(Material supplied)

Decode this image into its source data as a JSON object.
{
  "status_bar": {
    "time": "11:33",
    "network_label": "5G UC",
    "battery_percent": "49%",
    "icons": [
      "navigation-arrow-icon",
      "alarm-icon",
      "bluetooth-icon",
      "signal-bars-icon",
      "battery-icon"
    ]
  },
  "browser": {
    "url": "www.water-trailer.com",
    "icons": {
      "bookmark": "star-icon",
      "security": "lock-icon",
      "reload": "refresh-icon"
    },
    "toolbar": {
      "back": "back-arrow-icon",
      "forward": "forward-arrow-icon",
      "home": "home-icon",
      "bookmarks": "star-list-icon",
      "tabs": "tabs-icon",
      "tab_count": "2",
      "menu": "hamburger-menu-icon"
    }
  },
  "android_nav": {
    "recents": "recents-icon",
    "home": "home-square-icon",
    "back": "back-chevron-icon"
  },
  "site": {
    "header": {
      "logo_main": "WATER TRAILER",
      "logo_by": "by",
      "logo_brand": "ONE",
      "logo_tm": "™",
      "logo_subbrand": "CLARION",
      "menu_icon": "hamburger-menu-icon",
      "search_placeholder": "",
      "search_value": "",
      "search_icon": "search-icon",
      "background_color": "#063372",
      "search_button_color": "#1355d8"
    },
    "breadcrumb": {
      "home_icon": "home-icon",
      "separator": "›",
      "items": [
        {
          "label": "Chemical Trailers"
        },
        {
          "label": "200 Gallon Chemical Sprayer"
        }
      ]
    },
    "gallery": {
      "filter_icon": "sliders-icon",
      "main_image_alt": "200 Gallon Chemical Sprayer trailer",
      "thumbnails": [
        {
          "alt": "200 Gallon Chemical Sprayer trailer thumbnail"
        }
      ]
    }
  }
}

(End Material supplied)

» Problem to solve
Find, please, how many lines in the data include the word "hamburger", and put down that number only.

» Your response
2